*** Begin section ***

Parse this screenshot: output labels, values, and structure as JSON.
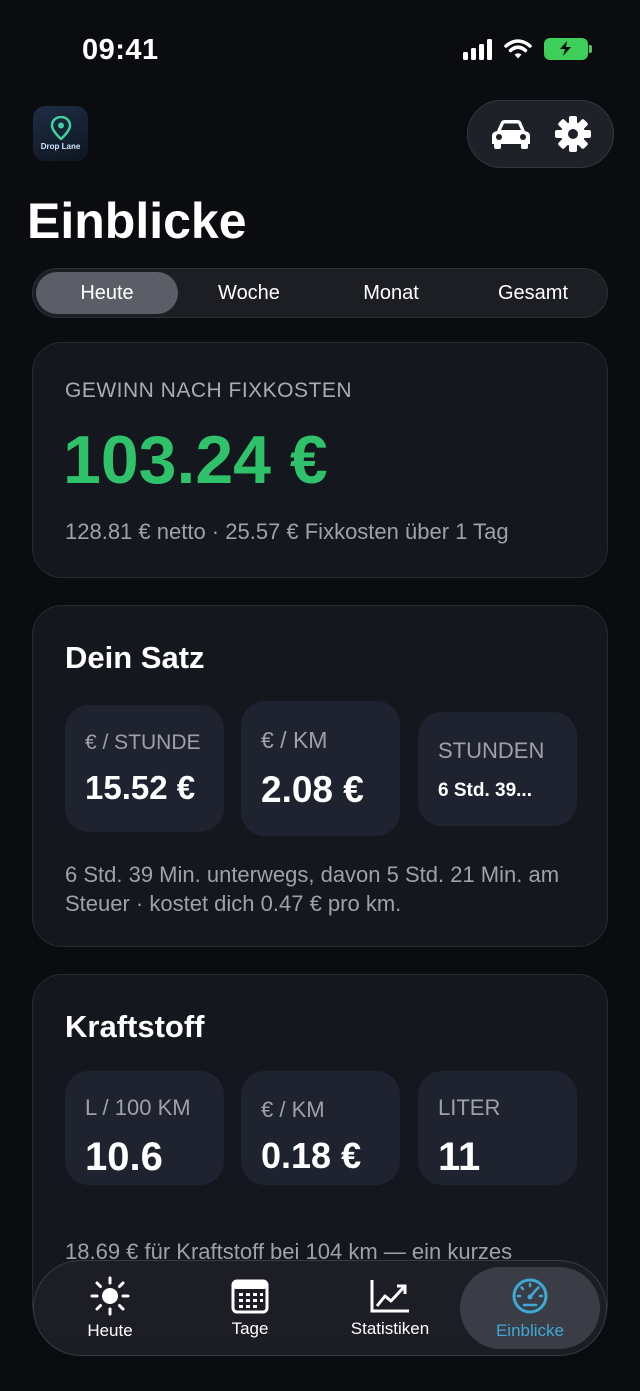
{
  "status_bar": {
    "time": "09:41"
  },
  "header": {
    "app_logo_text": "Drop Lane",
    "title": "Einblicke"
  },
  "segments": [
    {
      "label": "Heute",
      "active": true
    },
    {
      "label": "Woche",
      "active": false
    },
    {
      "label": "Monat",
      "active": false
    },
    {
      "label": "Gesamt",
      "active": false
    }
  ],
  "profit_card": {
    "label": "GEWINN NACH FIXKOSTEN",
    "value": "103.24 €",
    "subtitle": "128.81 € netto · 25.57 € Fixkosten über 1 Tag"
  },
  "rate_card": {
    "title": "Dein Satz",
    "tiles": [
      {
        "label": "€ / STUNDE",
        "value": "15.52 €"
      },
      {
        "label": "€ / KM",
        "value": "2.08 €"
      },
      {
        "label": "STUNDEN",
        "value": "6 Std. 39..."
      }
    ],
    "note": "6 Std. 39 Min. unterwegs, davon 5 Std. 21 Min. am Steuer · kostet dich 0.47 € pro km."
  },
  "fuel_card": {
    "title": "Kraftstoff",
    "tiles": [
      {
        "label": "L / 100 KM",
        "value": "10.6"
      },
      {
        "label": "€ / KM",
        "value": "0.18 €"
      },
      {
        "label": "LITER",
        "value": "11"
      }
    ],
    "note": "18.69 € für Kraftstoff bei 104 km — ein kurzes"
  },
  "tabbar": [
    {
      "label": "Heute",
      "icon": "sun-icon",
      "active": false
    },
    {
      "label": "Tage",
      "icon": "calendar-icon",
      "active": false
    },
    {
      "label": "Statistiken",
      "icon": "chart-icon",
      "active": false
    },
    {
      "label": "Einblicke",
      "icon": "speedometer-icon",
      "active": true
    }
  ],
  "colors": {
    "background": "#0b0c10",
    "profit_green": "#2fc26a",
    "active_tab_blue": "#3fa9d6",
    "battery_green": "#3ecf5a"
  }
}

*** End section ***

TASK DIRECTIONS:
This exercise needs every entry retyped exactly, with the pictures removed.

SOLUTION FOR THIS PROBLEM:
Parse this screenshot: output labels, values, and structure as JSON.
{
  "status_bar": {
    "time": "09:41"
  },
  "header": {
    "app_logo_text": "Drop Lane",
    "title": "Einblicke"
  },
  "segments": [
    {
      "label": "Heute",
      "active": true
    },
    {
      "label": "Woche",
      "active": false
    },
    {
      "label": "Monat",
      "active": false
    },
    {
      "label": "Gesamt",
      "active": false
    }
  ],
  "profit_card": {
    "label": "GEWINN NACH FIXKOSTEN",
    "value": "103.24 €",
    "subtitle": "128.81 € netto · 25.57 € Fixkosten über 1 Tag"
  },
  "rate_card": {
    "title": "Dein Satz",
    "tiles": [
      {
        "label": "€ / STUNDE",
        "value": "15.52 €"
      },
      {
        "label": "€ / KM",
        "value": "2.08 €"
      },
      {
        "label": "STUNDEN",
        "value": "6 Std. 39..."
      }
    ],
    "note": "6 Std. 39 Min. unterwegs, davon 5 Std. 21 Min. am Steuer · kostet dich 0.47 € pro km."
  },
  "fuel_card": {
    "title": "Kraftstoff",
    "tiles": [
      {
        "label": "L / 100 KM",
        "value": "10.6"
      },
      {
        "label": "€ / KM",
        "value": "0.18 €"
      },
      {
        "label": "LITER",
        "value": "11"
      }
    ],
    "note": "18.69 € für Kraftstoff bei 104 km — ein kurzes"
  },
  "tabbar": [
    {
      "label": "Heute",
      "icon": "sun-icon",
      "active": false
    },
    {
      "label": "Tage",
      "icon": "calendar-icon",
      "active": false
    },
    {
      "label": "Statistiken",
      "icon": "chart-icon",
      "active": false
    },
    {
      "label": "Einblicke",
      "icon": "speedometer-icon",
      "active": true
    }
  ],
  "colors": {
    "background": "#0b0c10",
    "profit_green": "#2fc26a",
    "active_tab_blue": "#3fa9d6",
    "battery_green": "#3ecf5a"
  }
}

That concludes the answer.